The Puppy Dog Closing Technique
Walk into any puppy store with a dog lover and watch how emotionally attached they can become. Now, what do you think would happen if the store owner allowed the pet lover to take a puppy home for a few days before deciding whether to buy the puppy or not. What do you think will happen?
You guessed it. The puppy will never see the inside of the store again. Allowing potential customers to "try out" a product with no obligations is considered the puppy dog close. It can be a highly effective closing tool if used correctly.
An Emotional Sale
People buy on emotion and then justify with logic. Knowing and understanding this is key to understanding how and when to use the puppy dog close. If you are in the business of selling pets, it is pretty obvious how, when and why this closing technique works. But can this work for any other type of product sale? You better believe it can, and you may be surprised at how many sales industries can make effective use of the puppy dog sale.
Cars and Copiers
Auto dealers have used a modified version of the puppy dog close for years. They call it the "test drive." Car shoppers are allowed to take a car our for a test drive and immediately begin seeing themselves as owners of the car. A smart car sales professional should always suggest that the customer drives the car to the customer's home and park it in their driveway. That way, the customer's neighbors see them driving a new car, and they get the visual feedback of having a new car in their driveway.

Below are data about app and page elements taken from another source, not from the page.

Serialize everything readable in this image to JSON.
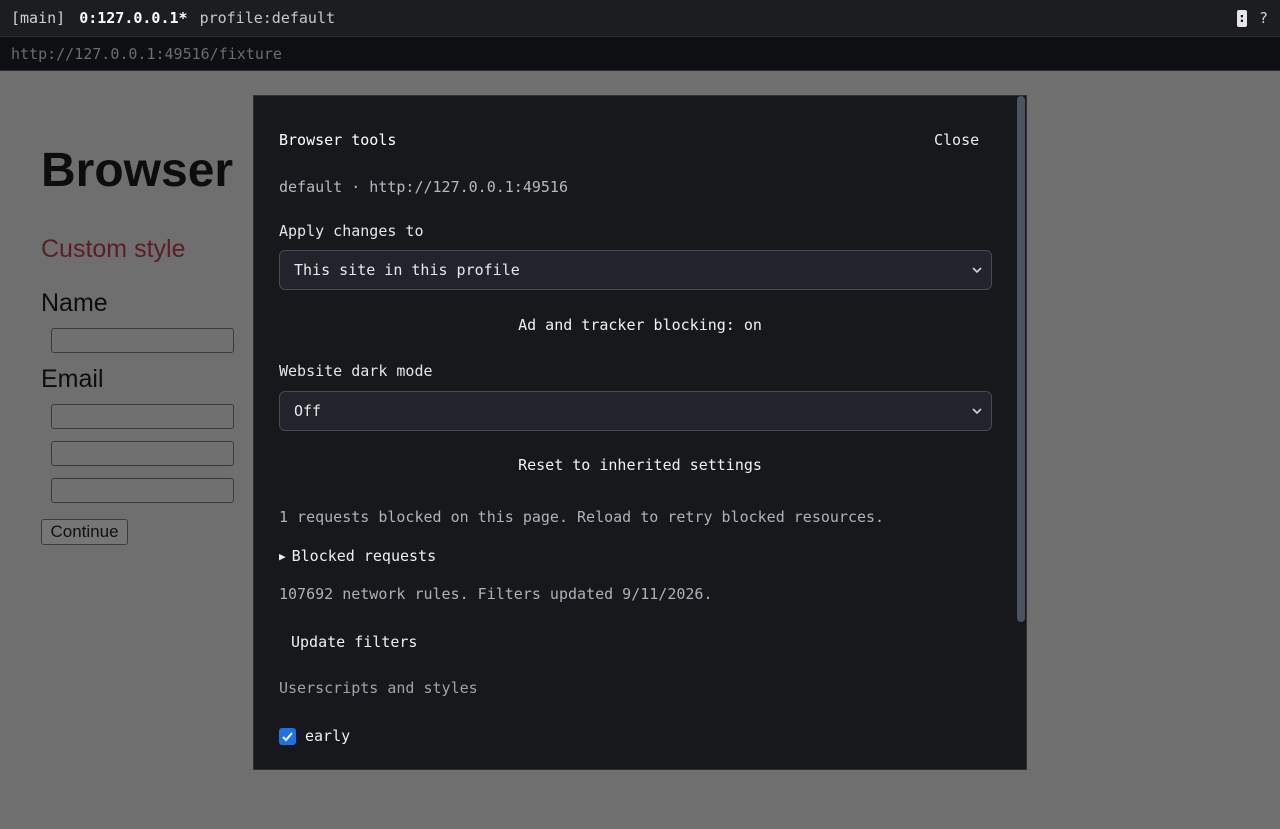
{
  "topbar": {
    "session": "[main]",
    "tab": "0:127.0.0.1*",
    "profile": "profile:default",
    "key_colon": ":",
    "key_help": "?"
  },
  "urlbar": {
    "url": "http://127.0.0.1:49516/fixture"
  },
  "page": {
    "heading": "Browser",
    "custom_style": "Custom style",
    "name_label": "Name",
    "email_label": "Email",
    "continue_label": "Continue"
  },
  "dialog": {
    "title": "Browser tools",
    "close_label": "Close",
    "subtitle": "default · http://127.0.0.1:49516",
    "apply_label": "Apply changes to",
    "apply_value": "This site in this profile",
    "blocking_status": "Ad and tracker blocking: on",
    "dark_mode_label": "Website dark mode",
    "dark_mode_value": "Off",
    "reset_label": "Reset to inherited settings",
    "blocked_summary_text": "1 requests blocked on this page. Reload to retry blocked resources.",
    "blocked_requests_label": "Blocked requests",
    "rules_text": "107692 network rules. Filters updated 9/11/2026.",
    "update_filters_label": "Update filters",
    "userscripts_heading": "Userscripts and styles",
    "userscript_item": "early",
    "userscript_checked": true
  },
  "colors": {
    "accent": "#1a73e8",
    "dialog_bg": "#17181c",
    "page_bg": "#6f6f6f",
    "custom_style_text": "#5a1e25"
  }
}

These are all very powerful and highly emotional sales tools!
Those who sell office equipment often offer a free, no obligation in-office trial for their products. The customer gets to use the new equipment in their office environment and can take advantage of all the new features and improvements of the new system over their old piece of equipment.

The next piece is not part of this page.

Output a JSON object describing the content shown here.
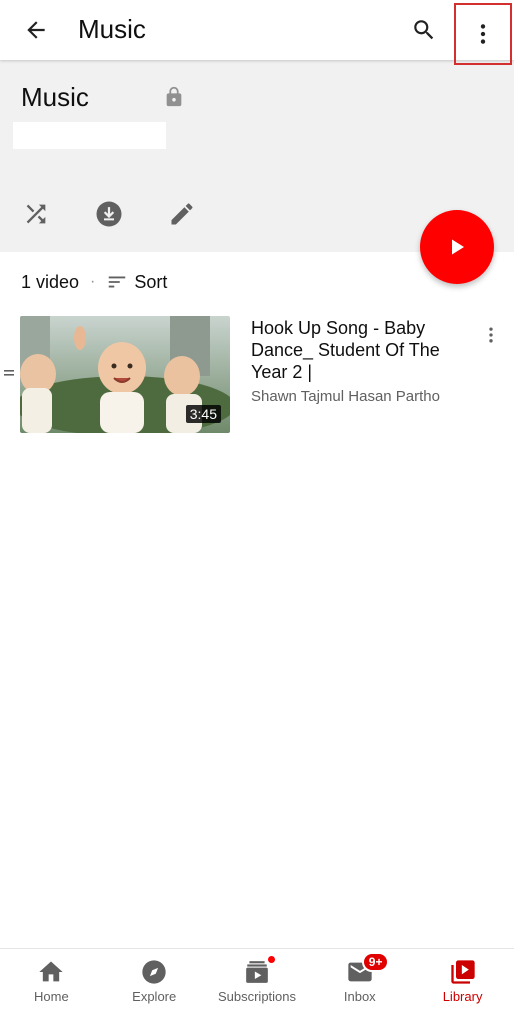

There are only a few dangers that you need to be aware of. Fortunately, these are somewhat controllable. The first is sending a product home with a prospect who is not properly qualified. For whatever reason, people who can't afford a product or do not have purchasing authority love to act as if they can or do. These prospects will be eager to accept your offer to take the product home but may have no means to pay for it. You need to make sure you qualify that the customer can pay for the product and can make the purchasing decision.
Remember that in sales, many people can say "no," but only a few make the authority to say "yes."
The next is if the product is not what the customer wants or needs. It can be avoided by doing a good job at making sure that what you are proposing is the right product. Letting a customer take home a Mercedes when they need a pickup truck will probably not result in a sale.
The next is the least avoidable danger. It is when the product you send with the customer fails. Imagine sending a car home with a customer that experiences a major (or even a minor) operational issue. Unless the offer on the car is truly too good to refuse, the car will be back in your lot as soon as the customer can get it there. Placing computer or any other piece of office equipment that has something wrong with it will not only blow your deal but may also destroy your credibility with the customer.
This means that you will not only lose the initial sale but may never be able to sell them anything ever again.
Benefits Outweigh the Dangers
In the end, the puppy dog close is a very effective closing tool that, if used properly, results in more closed sales than in lost sales. Make sure you qualify completely, send home the right product and make sure that what you are sending home with your customer is thoroughly checked and is in tip-top operating condition.
This close will obviously not work for all industries but it will for most. Get creative and set up a "best practice" cadence for your company. While you may not close every puppy dog close, you will probably close much more than you will lose.